D. Shukla and B. L. Trout
Journal of Physical Chemistry B, 114, 42, 13426-13438, 2010.
Publication year: 2010

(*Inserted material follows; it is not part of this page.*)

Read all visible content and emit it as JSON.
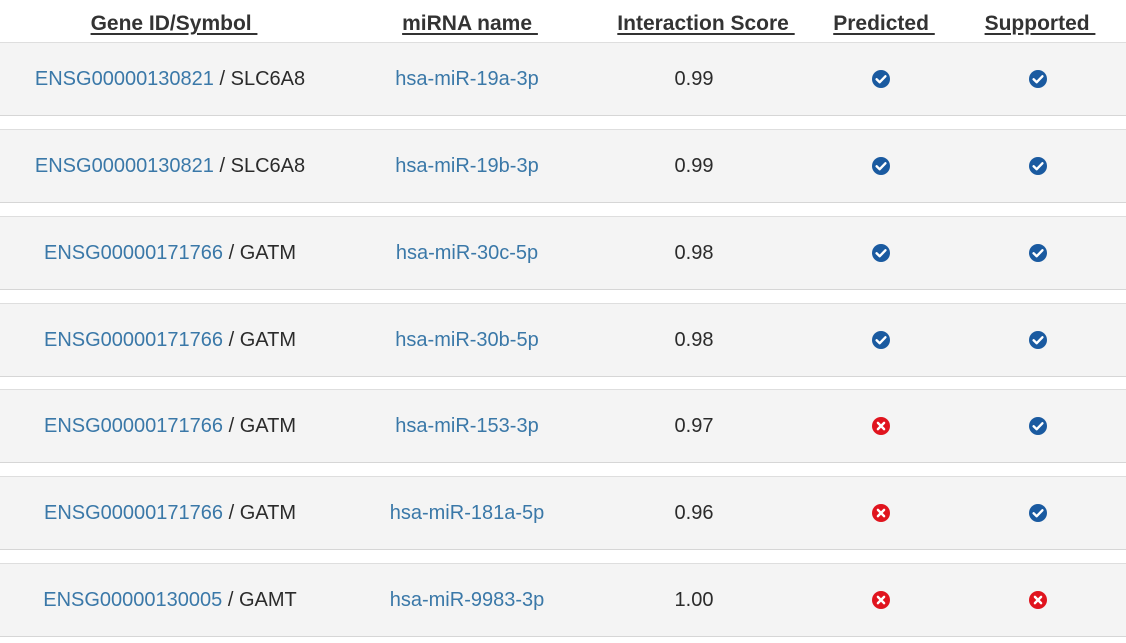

Aqueous arginine solutions are used extensively for inhibiting protein aggregation. There are several theories proposed to explain the effect of arginine on protein stability, but the exact mechanism is still not clear. To understand the mechanism of protein cosolvent interaction, the intraprotein, protein−solvent, and intrasolvent interactions have to be understood. Molecular dynamics simulations of aqueous arginine solutions were carried out for experimentally accessible concentrations and temperature ranges to study the structure of the solution and its energetic properties and obtain insight into the mechanism by which arginine inhibits protein aggregation. Simulations of proteins (α-chymotrypsinogen A and melittin) were performed. Structurally, the most striking feature of the aqueous arginine solutions is the self-association of arginine molecules. Arginine shows a marked tendency to form clusters with head to tail hydrogen bonding. Due to the presence of the three charged groups, there are several possible configurations in which arginine molecules interact. At relatively high concentrations, these arginine clusters associate with other clusters and monomeric arginine molecules to form large clusters. The hydrogen bonds between arginine molecules were found to be stronger than those between arginine and water, which makes the process of self-association enthalpically favorable. From the simulation of the proteins in aqueous arginine solution, arginine is found to interact with the aromatic and charged side chains of surface residues. A probable mechanism of the effect of arginine on protein stability consistent with our findings is proposed. In particular, arginine interacts with aromatic and charged residues due to cation−π interaction and salt-bridge formation, respectively, to stabilize the partially unfolded intermediates. The self-interaction of arginine leads to the formation of clusters which, due to their size, crowd out the protein−protein interaction. The mechanisms proposed in the literature are analyzed on the basis of the simulation results reported in this paper and recent experimental data.